**What the task asks:** Every entry must come back exactly as it was given.

**Exercise data:**
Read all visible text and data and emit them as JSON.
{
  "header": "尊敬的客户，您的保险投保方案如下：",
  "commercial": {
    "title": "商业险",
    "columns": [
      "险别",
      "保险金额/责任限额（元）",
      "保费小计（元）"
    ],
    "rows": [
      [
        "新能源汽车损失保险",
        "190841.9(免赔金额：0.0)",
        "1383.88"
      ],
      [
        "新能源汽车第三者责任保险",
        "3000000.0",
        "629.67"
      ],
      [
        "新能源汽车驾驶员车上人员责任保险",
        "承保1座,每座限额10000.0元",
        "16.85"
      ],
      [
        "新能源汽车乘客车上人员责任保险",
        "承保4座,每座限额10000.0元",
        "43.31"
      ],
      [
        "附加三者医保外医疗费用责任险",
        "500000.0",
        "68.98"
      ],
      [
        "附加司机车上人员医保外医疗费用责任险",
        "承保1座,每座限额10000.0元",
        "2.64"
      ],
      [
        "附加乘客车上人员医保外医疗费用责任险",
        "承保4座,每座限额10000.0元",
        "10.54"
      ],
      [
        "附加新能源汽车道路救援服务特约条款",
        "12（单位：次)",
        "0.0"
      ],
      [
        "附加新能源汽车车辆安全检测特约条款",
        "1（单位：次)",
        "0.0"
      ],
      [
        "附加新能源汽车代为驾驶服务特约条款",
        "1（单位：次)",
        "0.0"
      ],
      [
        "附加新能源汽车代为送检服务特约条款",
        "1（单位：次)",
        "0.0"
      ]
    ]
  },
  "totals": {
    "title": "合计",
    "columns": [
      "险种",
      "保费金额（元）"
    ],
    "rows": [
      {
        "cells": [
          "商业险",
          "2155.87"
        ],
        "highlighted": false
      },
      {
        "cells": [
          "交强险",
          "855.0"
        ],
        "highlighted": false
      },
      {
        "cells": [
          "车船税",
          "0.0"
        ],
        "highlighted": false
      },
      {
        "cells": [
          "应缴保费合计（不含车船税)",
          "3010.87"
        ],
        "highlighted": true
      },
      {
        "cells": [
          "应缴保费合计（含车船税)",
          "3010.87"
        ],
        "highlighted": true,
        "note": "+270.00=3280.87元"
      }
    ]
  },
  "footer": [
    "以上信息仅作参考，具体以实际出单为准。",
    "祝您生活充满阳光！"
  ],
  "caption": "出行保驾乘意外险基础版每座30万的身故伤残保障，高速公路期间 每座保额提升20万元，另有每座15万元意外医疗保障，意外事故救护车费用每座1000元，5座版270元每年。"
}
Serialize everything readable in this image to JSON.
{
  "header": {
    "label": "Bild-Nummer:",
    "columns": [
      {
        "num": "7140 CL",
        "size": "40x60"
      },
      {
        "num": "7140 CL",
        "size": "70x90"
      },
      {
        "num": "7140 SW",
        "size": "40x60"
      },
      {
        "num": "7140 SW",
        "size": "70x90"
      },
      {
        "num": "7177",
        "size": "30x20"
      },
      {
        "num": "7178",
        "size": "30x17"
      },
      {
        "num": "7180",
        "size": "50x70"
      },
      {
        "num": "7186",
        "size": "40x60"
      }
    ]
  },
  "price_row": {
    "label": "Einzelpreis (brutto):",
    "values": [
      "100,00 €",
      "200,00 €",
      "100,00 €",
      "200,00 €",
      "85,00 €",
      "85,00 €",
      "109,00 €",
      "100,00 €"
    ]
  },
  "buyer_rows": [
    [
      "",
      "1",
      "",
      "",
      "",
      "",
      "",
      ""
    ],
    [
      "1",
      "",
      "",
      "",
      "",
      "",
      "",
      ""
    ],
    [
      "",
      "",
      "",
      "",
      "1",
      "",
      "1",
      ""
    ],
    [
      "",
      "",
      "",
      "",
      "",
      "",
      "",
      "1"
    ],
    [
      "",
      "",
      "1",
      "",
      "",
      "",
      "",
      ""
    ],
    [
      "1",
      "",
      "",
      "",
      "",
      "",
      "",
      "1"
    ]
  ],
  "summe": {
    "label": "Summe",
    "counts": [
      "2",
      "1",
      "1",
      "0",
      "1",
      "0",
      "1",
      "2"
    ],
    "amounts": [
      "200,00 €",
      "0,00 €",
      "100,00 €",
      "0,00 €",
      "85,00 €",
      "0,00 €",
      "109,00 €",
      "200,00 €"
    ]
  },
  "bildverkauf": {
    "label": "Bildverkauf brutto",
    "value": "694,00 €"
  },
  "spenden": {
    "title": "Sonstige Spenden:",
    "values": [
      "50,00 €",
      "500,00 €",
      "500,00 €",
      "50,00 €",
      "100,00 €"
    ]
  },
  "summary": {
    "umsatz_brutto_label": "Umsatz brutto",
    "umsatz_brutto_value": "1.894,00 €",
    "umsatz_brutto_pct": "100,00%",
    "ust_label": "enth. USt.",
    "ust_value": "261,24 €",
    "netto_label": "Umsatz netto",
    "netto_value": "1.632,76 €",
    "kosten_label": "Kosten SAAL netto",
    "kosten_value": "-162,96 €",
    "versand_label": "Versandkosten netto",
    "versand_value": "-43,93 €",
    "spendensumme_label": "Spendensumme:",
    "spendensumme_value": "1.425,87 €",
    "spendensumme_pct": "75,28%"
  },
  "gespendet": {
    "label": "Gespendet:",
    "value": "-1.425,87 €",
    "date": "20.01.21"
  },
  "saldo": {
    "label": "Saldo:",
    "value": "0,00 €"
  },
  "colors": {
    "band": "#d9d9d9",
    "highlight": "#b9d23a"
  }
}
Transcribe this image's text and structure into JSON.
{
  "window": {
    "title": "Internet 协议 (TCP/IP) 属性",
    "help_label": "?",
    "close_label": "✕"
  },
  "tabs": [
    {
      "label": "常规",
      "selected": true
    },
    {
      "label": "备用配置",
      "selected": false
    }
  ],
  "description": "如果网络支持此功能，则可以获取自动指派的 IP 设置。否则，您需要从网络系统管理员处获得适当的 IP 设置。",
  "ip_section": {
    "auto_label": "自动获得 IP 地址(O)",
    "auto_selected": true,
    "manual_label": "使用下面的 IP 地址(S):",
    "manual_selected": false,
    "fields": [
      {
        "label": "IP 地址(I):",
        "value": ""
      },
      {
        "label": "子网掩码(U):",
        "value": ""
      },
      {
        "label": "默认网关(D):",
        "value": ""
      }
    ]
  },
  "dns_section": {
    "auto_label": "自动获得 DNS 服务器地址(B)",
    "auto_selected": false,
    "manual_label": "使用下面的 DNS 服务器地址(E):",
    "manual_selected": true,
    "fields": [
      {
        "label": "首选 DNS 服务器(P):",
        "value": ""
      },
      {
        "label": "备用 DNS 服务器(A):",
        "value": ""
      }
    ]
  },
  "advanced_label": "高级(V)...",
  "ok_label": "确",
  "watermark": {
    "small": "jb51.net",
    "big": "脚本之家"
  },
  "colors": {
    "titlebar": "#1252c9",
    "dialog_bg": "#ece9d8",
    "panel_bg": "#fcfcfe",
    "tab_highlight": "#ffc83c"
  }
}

**Task answer:**
Read all visible text and data and emit them as JSON.
{
  "header": "尊敬的客户，您的保险投保方案如下：",
  "commercial": {
    "title": "商业险",
    "columns": [
      "险别",
      "保险金额/责任限额（元）",
      "保费小计（元）"
    ],
    "rows": [
      [
        "新能源汽车损失保险",
        "190841.9(免赔金额：0.0)",
        "1383.88"
      ],
      [
        "新能源汽车第三者责任保险",
        "3000000.0",
        "629.67"
      ],
      [
        "新能源汽车驾驶员车上人员责任保险",
        "承保1座,每座限额10000.0元",
        "16.85"
      ],
      [
        "新能源汽车乘客车上人员责任保险",
        "承保4座,每座限额10000.0元",
        "43.31"
      ],
      [
        "附加三者医保外医疗费用责任险",
        "500000.0",
        "68.98"
      ],
      [
        "附加司机车上人员医保外医疗费用责任险",
        "承保1座,每座限额10000.0元",
        "2.64"
      ],
      [
        "附加乘客车上人员医保外医疗费用责任险",
        "承保4座,每座限额10000.0元",
        "10.54"
      ],
      [
        "附加新能源汽车道路救援服务特约条款",
        "12（单位：次)",
        "0.0"
      ],
      [
        "附加新能源汽车车辆安全检测特约条款",
        "1（单位：次)",
        "0.0"
      ],
      [
        "附加新能源汽车代为驾驶服务特约条款",
        "1（单位：次)",
        "0.0"
      ],
      [
        "附加新能源汽车代为送检服务特约条款",
        "1（单位：次)",
        "0.0"
      ]
    ]
  },
  "totals": {
    "title": "合计",
    "columns": [
      "险种",
      "保费金额（元）"
    ],
    "rows": [
      {
        "cells": [
          "商业险",
          "2155.87"
        ],
        "highlighted": false
      },
      {
        "cells": [
          "交强险",
          "855.0"
        ],
        "highlighted": false
      },
      {
        "cells": [
          "车船税",
          "0.0"
        ],
        "highlighted": false
      },
      {
        "cells": [
          "应缴保费合计（不含车船税)",
          "3010.87"
        ],
        "highlighted": true
      },
      {
        "cells": [
          "应缴保费合计（含车船税)",
          "3010.87"
        ],
        "highlighted": true,
        "note": "+270.00=3280.87元"
      }
    ]
  },
  "footer": [
    "以上信息仅作参考，具体以实际出单为准。",
    "祝您生活充满阳光！"
  ],
  "caption": "出行保驾乘意外险基础版每座30万的身故伤残保障，高速公路期间 每座保额提升20万元，另有每座15万元意外医疗保障，意外事故救护车费用每座1000元，5座版270元每年。"
}
Serialize everything readable in this image to JSON.
{
  "header": {
    "label": "Bild-Nummer:",
    "columns": [
      {
        "num": "7140 CL",
        "size": "40x60"
      },
      {
        "num": "7140 CL",
        "size": "70x90"
      },
      {
        "num": "7140 SW",
        "size": "40x60"
      },
      {
        "num": "7140 SW",
        "size": "70x90"
      },
      {
        "num": "7177",
        "size": "30x20"
      },
      {
        "num": "7178",
        "size": "30x17"
      },
      {
        "num": "7180",
        "size": "50x70"
      },
      {
        "num": "7186",
        "size": "40x60"
      }
    ]
  },
  "price_row": {
    "label": "Einzelpreis (brutto):",
    "values": [
      "100,00 €",
      "200,00 €",
      "100,00 €",
      "200,00 €",
      "85,00 €",
      "85,00 €",
      "109,00 €",
      "100,00 €"
    ]
  },
  "buyer_rows": [
    [
      "",
      "1",
      "",
      "",
      "",
      "",
      "",
      ""
    ],
    [
      "1",
      "",
      "",
      "",
      "",
      "",
      "",
      ""
    ],
    [
      "",
      "",
      "",
      "",
      "1",
      "",
      "1",
      ""
    ],
    [
      "",
      "",
      "",
      "",
      "",
      "",
      "",
      "1"
    ],
    [
      "",
      "",
      "1",
      "",
      "",
      "",
      "",
      ""
    ],
    [
      "1",
      "",
      "",
      "",
      "",
      "",
      "",
      "1"
    ]
  ],
  "summe": {
    "label": "Summe",
    "counts": [
      "2",
      "1",
      "1",
      "0",
      "1",
      "0",
      "1",
      "2"
    ],
    "amounts": [
      "200,00 €",
      "0,00 €",
      "100,00 €",
      "0,00 €",
      "85,00 €",
      "0,00 €",
      "109,00 €",
      "200,00 €"
    ]
  },
  "bildverkauf": {
    "label": "Bildverkauf brutto",
    "value": "694,00 €"
  },
  "spenden": {
    "title": "Sonstige Spenden:",
    "values": [
      "50,00 €",
      "500,00 €",
      "500,00 €",
      "50,00 €",
      "100,00 €"
    ]
  },
  "summary": {
    "umsatz_brutto_label": "Umsatz brutto",
    "umsatz_brutto_value": "1.894,00 €",
    "umsatz_brutto_pct": "100,00%",
    "ust_label": "enth. USt.",
    "ust_value": "261,24 €",
    "netto_label": "Umsatz netto",
    "netto_value": "1.632,76 €",
    "kosten_label": "Kosten SAAL netto",
    "kosten_value": "-162,96 €",
    "versand_label": "Versandkosten netto",
    "versand_value": "-43,93 €",
    "spendensumme_label": "Spendensumme:",
    "spendensumme_value": "1.425,87 €",
    "spendensumme_pct": "75,28%"
  },
  "gespendet": {
    "label": "Gespendet:",
    "value": "-1.425,87 €",
    "date": "20.01.21"
  },
  "saldo": {
    "label": "Saldo:",
    "value": "0,00 €"
  },
  "colors": {
    "band": "#d9d9d9",
    "highlight": "#b9d23a"
  }
}
Transcribe this image's text and structure into JSON.
{
  "window": {
    "title": "Internet 协议 (TCP/IP) 属性",
    "help_label": "?",
    "close_label": "✕"
  },
  "tabs": [
    {
      "label": "常规",
      "selected": true
    },
    {
      "label": "备用配置",
      "selected": false
    }
  ],
  "description": "如果网络支持此功能，则可以获取自动指派的 IP 设置。否则，您需要从网络系统管理员处获得适当的 IP 设置。",
  "ip_section": {
    "auto_label": "自动获得 IP 地址(O)",
    "auto_selected": true,
    "manual_label": "使用下面的 IP 地址(S):",
    "manual_selected": false,
    "fields": [
      {
        "label": "IP 地址(I):",
        "value": ""
      },
      {
        "label": "子网掩码(U):",
        "value": ""
      },
      {
        "label": "默认网关(D):",
        "value": ""
      }
    ]
  },
  "dns_section": {
    "auto_label": "自动获得 DNS 服务器地址(B)",
    "auto_selected": false,
    "manual_label": "使用下面的 DNS 服务器地址(E):",
    "manual_selected": true,
    "fields": [
      {
        "label": "首选 DNS 服务器(P):",
        "value": ""
      },
      {
        "label": "备用 DNS 服务器(A):",
        "value": ""
      }
    ]
  },
  "advanced_label": "高级(V)...",
  "ok_label": "确",
  "watermark": {
    "small": "jb51.net",
    "big": "脚本之家"
  },
  "colors": {
    "titlebar": "#1252c9",
    "dialog_bg": "#ece9d8",
    "panel_bg": "#fcfcfe",
    "tab_highlight": "#ffc83c"
  }
}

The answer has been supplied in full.